SHARE U.S. plan to break deadlock in Middle East appears sound

Israeli newspapers have published the U.S. plan for breaking the 15-month deadlock in Middle East peace talks. If their accounts are correct, it is a good one, requiring compromise but fair to both sides.

According to Haaretz, which carried the most detailed report, Israel would have to give up another 13 percent of the West Bank, in three stages over a period of 12 weeks, linked to a measurable Palestinian security clampdown.The Palestinian National Authority currently has full control over 3 percent of the West Bank and shares control with the Israelis over 24 percent. At the end of the pullback, it would have full control over 18 percent and partial control over 22 percent for a total of 40 percent.

Israel also must agree not to build any new Jewish settlements and commit itself to "no significant expansion" of existing settlements, removing a major irritant from the peace process.

This was the Palestinians' chief complaint: that Israel was trying to change the facts on the ground before "final status" talks determined the future of the settle-ments. Groundbreaking for a new Jewish neighborhood in an Arab quarter of East Jerusalem halted the peace talks in March 1997, and settlement building in other parts of the West Bank has since accelerated.

More than 160,000 Jewish settlers now live among 1.65 million Arabs. New construction has been observed at 93 of the 130 West Bank settlements; the Foundation for Middle East Peace says housing starts in the latter half of 1997 will increase the settler population by 10 percent.

The American plan also requires Israel to halt Arab land confiscations, refrain from destroying 1,800 Palestinian homes scheduled for demolition, release more Palestinian prisoners and fulfill agreements on the long-delayed opening of a Palestinian airport and joint industrial zone in Gaza.

For their part, the Palestinians would have to outlaw incitement against Israel, confiscate all illegal weapons in self-rule areas and ensure the arrest and prosecution of terrorists.
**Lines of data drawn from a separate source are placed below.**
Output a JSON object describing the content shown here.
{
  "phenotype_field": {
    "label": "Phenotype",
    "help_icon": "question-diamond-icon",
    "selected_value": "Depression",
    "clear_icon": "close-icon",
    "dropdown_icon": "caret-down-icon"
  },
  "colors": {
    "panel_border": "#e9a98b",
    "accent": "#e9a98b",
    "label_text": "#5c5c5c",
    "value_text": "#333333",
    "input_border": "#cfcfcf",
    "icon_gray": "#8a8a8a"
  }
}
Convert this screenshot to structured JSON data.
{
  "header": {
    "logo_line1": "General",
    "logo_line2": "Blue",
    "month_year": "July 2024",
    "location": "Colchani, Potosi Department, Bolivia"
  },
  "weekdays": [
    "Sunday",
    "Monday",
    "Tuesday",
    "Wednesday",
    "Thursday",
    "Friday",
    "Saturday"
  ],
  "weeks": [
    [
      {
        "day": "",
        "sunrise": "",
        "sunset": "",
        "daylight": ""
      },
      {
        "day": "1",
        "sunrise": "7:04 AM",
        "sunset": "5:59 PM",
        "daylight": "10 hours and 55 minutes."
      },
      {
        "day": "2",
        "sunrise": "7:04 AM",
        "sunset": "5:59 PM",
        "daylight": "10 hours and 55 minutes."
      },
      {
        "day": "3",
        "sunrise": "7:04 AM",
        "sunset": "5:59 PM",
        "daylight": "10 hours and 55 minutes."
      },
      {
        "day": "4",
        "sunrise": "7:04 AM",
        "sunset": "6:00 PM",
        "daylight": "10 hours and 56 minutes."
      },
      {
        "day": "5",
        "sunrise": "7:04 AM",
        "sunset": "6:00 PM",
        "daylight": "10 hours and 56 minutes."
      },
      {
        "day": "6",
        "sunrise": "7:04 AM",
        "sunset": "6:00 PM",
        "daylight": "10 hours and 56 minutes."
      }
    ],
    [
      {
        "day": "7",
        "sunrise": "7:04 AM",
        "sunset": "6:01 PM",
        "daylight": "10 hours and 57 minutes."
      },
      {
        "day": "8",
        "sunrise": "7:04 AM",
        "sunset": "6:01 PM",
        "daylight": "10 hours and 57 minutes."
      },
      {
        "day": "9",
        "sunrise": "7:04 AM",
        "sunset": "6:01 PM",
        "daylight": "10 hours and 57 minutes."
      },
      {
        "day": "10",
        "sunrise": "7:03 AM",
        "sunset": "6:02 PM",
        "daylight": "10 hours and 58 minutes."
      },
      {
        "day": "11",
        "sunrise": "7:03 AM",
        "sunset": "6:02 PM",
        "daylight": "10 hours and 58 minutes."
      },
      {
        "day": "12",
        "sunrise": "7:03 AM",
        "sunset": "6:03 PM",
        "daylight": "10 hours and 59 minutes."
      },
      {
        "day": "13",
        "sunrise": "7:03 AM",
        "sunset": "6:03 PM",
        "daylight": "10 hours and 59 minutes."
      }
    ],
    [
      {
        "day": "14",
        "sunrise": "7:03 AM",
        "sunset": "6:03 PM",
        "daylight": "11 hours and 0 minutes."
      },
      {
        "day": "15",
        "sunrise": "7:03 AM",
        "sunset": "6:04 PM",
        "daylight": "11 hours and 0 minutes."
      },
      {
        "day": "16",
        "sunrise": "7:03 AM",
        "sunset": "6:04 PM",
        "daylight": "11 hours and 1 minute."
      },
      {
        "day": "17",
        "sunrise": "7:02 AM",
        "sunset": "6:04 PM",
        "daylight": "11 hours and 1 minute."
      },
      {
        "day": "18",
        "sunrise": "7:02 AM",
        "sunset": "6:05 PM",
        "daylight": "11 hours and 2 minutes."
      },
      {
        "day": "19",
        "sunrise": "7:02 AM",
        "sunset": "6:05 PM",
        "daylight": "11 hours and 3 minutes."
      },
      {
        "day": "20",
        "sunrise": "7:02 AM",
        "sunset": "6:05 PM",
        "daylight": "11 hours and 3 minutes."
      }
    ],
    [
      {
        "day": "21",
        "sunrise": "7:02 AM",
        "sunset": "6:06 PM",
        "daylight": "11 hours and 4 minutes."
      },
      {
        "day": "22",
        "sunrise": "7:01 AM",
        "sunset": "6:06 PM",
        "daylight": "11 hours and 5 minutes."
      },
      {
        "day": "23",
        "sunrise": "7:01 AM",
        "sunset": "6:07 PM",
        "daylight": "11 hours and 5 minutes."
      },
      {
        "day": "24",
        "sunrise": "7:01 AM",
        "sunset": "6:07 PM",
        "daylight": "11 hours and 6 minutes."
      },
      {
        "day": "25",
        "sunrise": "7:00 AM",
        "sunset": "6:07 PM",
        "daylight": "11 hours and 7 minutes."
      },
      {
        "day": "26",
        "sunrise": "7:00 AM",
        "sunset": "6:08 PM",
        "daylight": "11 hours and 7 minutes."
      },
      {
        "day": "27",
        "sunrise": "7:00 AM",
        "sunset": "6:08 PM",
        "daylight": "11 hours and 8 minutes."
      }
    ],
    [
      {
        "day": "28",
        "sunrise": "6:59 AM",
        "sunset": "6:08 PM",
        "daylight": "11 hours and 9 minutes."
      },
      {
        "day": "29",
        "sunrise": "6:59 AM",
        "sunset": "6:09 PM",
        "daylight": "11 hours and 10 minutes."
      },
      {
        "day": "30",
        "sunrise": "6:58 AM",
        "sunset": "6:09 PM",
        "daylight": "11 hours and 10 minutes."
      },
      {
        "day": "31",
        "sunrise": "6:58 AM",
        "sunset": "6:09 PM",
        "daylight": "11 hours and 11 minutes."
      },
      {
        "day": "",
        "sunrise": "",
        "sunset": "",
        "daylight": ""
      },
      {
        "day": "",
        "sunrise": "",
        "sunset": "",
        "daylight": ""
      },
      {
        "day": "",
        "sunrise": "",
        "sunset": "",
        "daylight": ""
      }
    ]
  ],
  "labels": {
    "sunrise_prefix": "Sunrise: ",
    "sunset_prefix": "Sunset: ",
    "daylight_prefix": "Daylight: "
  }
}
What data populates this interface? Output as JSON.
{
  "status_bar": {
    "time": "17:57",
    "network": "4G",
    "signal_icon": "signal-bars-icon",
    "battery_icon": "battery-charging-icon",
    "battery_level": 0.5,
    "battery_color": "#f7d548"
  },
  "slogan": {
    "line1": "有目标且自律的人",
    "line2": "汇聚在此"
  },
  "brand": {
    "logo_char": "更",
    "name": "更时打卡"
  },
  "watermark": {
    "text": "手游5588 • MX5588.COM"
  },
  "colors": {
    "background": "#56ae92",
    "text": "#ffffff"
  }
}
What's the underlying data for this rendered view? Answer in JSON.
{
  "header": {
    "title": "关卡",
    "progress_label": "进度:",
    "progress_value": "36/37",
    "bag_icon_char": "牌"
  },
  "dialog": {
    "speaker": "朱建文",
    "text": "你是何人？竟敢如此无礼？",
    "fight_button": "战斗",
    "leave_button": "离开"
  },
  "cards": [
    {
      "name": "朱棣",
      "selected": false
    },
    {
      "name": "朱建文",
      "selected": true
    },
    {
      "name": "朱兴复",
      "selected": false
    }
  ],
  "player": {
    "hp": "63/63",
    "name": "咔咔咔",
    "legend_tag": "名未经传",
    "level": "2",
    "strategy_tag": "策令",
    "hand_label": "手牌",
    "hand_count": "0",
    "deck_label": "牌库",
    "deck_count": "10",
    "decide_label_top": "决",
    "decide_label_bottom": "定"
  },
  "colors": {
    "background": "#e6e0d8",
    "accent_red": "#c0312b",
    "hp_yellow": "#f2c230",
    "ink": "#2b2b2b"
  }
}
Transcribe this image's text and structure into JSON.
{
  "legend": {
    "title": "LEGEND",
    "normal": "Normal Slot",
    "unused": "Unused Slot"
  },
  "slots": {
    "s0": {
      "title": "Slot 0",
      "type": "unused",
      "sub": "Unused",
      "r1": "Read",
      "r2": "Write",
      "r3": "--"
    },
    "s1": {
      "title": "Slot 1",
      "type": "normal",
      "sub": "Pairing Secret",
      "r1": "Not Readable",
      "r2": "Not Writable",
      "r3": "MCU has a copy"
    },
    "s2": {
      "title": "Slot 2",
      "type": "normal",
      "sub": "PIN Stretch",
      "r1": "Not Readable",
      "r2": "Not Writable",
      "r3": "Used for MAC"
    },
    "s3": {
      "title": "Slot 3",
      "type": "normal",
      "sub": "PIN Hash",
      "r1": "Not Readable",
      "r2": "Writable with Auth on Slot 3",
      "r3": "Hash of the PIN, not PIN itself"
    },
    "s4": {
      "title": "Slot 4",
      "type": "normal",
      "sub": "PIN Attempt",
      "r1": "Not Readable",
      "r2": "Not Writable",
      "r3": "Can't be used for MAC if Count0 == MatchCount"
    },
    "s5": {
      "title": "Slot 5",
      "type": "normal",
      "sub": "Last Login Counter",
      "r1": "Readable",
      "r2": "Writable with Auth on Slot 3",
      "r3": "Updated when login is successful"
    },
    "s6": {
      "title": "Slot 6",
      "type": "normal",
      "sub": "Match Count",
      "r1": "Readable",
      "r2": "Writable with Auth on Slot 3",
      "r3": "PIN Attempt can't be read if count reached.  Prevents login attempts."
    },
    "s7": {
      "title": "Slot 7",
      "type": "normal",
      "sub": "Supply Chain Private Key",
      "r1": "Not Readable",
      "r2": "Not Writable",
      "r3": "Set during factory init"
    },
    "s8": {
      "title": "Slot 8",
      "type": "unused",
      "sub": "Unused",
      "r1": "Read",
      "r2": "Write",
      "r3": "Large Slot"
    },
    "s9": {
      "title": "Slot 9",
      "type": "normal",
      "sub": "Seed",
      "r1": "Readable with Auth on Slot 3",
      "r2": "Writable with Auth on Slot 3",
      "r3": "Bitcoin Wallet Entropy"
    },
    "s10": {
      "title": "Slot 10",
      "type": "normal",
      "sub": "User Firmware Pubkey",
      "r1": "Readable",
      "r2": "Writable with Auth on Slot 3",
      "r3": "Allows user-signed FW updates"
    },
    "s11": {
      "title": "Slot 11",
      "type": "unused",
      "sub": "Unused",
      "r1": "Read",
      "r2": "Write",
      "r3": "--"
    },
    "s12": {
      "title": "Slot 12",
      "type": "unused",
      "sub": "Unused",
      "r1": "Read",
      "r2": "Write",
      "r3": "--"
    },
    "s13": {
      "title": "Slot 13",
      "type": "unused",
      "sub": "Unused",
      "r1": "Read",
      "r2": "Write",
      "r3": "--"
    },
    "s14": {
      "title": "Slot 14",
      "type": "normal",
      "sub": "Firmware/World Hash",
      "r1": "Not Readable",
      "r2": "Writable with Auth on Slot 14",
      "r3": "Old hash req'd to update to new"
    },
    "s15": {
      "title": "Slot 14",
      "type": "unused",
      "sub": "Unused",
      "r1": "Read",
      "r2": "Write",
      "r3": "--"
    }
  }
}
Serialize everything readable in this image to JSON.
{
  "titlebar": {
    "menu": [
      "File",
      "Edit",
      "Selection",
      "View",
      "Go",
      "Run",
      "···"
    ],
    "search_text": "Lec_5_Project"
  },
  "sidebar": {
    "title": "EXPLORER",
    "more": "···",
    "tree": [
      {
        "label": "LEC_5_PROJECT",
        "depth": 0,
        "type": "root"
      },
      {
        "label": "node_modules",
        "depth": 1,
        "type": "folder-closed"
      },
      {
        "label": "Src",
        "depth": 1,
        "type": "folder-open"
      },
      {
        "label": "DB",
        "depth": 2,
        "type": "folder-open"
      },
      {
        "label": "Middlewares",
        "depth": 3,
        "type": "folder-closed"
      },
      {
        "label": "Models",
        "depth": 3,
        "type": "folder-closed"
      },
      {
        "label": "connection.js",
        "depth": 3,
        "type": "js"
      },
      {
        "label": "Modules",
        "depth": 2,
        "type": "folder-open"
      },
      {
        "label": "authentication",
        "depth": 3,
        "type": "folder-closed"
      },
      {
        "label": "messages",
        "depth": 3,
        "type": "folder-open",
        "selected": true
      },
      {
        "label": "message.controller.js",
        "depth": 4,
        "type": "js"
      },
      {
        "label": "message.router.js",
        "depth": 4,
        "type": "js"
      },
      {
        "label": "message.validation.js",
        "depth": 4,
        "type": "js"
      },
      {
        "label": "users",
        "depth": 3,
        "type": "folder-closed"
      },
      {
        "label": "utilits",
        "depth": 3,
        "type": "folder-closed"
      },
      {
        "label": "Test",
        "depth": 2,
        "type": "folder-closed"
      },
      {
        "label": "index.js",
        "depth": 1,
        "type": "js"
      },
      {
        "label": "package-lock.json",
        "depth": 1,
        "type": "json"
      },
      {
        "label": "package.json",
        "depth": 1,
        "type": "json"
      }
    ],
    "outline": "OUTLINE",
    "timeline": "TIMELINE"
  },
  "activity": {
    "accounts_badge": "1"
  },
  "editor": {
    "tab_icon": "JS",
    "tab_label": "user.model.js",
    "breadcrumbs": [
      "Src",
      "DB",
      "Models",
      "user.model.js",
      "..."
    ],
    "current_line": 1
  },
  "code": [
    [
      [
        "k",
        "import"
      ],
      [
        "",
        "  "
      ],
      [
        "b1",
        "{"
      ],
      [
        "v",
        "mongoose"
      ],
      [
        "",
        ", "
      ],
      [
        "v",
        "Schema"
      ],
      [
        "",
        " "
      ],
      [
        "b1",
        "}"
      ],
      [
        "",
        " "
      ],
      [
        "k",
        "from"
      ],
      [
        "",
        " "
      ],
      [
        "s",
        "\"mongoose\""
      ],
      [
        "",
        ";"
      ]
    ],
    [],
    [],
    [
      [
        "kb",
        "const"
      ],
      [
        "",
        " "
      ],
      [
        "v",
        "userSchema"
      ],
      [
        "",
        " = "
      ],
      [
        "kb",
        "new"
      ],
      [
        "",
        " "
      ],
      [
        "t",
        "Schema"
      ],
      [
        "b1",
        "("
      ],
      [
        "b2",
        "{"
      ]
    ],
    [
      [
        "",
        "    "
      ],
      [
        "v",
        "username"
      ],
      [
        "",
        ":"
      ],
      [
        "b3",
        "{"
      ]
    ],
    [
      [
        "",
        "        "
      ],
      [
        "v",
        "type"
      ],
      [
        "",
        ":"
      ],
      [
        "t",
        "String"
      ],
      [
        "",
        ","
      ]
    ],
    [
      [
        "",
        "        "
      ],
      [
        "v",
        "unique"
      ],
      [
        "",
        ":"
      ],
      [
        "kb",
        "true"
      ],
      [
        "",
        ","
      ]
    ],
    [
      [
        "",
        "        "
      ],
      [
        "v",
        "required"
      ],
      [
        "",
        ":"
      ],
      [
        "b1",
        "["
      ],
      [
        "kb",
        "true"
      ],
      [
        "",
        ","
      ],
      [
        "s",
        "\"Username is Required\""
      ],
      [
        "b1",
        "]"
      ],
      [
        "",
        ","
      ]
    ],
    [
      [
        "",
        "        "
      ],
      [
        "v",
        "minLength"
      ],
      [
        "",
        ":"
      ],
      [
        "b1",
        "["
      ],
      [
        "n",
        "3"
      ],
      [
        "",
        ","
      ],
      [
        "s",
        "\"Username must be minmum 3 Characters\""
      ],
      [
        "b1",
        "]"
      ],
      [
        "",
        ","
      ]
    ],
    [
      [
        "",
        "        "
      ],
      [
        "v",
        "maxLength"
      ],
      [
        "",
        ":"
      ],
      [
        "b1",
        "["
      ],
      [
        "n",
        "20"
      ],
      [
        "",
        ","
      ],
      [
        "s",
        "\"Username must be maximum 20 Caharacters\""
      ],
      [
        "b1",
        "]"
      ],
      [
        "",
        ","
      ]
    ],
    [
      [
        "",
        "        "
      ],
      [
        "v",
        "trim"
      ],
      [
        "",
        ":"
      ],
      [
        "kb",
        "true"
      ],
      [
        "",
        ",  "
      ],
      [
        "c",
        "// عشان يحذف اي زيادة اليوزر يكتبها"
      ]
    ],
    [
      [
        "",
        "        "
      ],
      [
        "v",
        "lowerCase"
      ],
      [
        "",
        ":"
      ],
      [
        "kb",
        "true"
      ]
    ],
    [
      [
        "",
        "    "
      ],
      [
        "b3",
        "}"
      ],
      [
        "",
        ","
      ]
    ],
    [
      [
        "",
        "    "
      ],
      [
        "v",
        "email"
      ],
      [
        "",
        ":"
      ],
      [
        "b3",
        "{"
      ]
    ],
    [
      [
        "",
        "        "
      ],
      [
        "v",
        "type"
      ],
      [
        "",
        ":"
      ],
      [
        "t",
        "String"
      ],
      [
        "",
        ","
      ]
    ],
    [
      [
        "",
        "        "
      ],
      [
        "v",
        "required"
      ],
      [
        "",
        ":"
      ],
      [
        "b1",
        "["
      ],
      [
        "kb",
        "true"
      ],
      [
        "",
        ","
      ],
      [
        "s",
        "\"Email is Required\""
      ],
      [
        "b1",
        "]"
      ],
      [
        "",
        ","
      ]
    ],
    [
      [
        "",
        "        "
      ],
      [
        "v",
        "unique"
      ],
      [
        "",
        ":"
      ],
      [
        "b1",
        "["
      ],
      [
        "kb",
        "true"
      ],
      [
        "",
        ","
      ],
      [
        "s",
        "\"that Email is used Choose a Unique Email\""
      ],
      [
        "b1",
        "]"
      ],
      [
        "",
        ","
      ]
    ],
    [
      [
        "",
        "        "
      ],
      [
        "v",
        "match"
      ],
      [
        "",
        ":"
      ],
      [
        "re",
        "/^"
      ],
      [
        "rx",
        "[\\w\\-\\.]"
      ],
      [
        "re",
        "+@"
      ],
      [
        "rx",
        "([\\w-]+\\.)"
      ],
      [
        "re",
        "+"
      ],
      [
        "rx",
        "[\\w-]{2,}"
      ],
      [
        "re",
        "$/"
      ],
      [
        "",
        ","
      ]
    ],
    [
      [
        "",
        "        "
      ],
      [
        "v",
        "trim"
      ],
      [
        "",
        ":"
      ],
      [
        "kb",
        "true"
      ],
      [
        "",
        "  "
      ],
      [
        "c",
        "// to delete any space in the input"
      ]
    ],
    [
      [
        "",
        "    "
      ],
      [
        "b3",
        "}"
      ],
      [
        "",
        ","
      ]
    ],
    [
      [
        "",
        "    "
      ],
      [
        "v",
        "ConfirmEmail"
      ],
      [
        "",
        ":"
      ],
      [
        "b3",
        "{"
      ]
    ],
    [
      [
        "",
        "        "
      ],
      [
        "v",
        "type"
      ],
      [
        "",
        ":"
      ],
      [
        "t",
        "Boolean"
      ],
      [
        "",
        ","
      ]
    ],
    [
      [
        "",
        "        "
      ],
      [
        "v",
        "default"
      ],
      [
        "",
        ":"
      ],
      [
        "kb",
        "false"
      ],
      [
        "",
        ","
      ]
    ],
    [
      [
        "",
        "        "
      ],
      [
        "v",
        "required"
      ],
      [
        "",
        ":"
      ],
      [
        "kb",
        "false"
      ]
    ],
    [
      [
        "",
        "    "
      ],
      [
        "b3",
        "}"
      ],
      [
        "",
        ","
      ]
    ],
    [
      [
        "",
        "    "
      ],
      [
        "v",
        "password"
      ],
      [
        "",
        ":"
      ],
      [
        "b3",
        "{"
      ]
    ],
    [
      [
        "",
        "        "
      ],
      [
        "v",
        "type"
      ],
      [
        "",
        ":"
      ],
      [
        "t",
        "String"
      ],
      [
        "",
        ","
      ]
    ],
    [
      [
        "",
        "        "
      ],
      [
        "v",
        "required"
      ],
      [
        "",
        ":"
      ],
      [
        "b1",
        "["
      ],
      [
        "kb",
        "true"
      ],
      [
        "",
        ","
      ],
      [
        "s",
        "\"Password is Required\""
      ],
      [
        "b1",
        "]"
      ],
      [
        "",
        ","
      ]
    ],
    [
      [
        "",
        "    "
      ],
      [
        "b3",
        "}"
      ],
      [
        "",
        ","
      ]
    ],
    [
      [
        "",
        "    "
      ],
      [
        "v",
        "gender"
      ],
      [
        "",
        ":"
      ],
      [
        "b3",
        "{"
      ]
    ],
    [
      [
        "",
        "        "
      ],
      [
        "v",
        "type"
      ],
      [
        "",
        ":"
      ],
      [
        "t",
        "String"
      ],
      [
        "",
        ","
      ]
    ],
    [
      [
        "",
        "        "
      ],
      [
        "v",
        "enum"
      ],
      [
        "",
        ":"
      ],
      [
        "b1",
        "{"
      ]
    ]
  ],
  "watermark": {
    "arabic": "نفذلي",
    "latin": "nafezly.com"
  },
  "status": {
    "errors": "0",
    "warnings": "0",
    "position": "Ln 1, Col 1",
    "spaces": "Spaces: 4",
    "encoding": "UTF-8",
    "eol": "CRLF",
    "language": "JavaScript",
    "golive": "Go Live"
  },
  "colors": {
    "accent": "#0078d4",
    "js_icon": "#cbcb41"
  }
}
A trilateral committee will meet every two weeks to coordinate security matters, and an American-Palestinian committee will follow up on the cases of suspected Palestinian militants.

To satisfy another long-standing Israeli demand, sections of the Palestine Liberation Organization's founding charter calling for Israel's destruction would have to be annulled.

This was agreed to in the original Oslo accord, and the PLO's political arm, the Palestine National Council, did take the first step toward compliance. On April 24, 1996, it voted 504-54 to remove the offending clauses and appointed a committee to rewrite the charter.

A draft of the amendments was prepared within the six-month time frame specified by the PNC, but it was never acted upon because Prime Minister Benjamin Netanyahu won Israel's election and began reneging on commitments made by the previous Labor government.

The American plan calls for a further redeployment of Israeli troops from the West Bank after the 13 percent pullback is completed. Its scope has yet to be determined. And it would have "final status" talks begin immediately so that an agreement can be signed by May 1999 - the original timetable envisioned by the Oslo accords.

Palestinians have agreed to the plan, scaling back their original demand for 30 percent more West Bank land to the U S -suggested 13 percent. But Netanyahu, citing security concerns, has rejected it under pressure from right-wing and ultra-Orthodox parties in his coalition government.

The Clinton administration, growing increasingly impatient, has announced that "the day is not far off" when it might abandon its role as mediator and let Netanyahu reap the results of his intransigence. If that happens, the Palestinians would almost certainly launch another intifada, or uprising, this time with guns instead of stones.

Israel's military commander warns of an explosion of violence if negotiations collapse. That is not the "peace with security" Netanyahu promised his countrymen.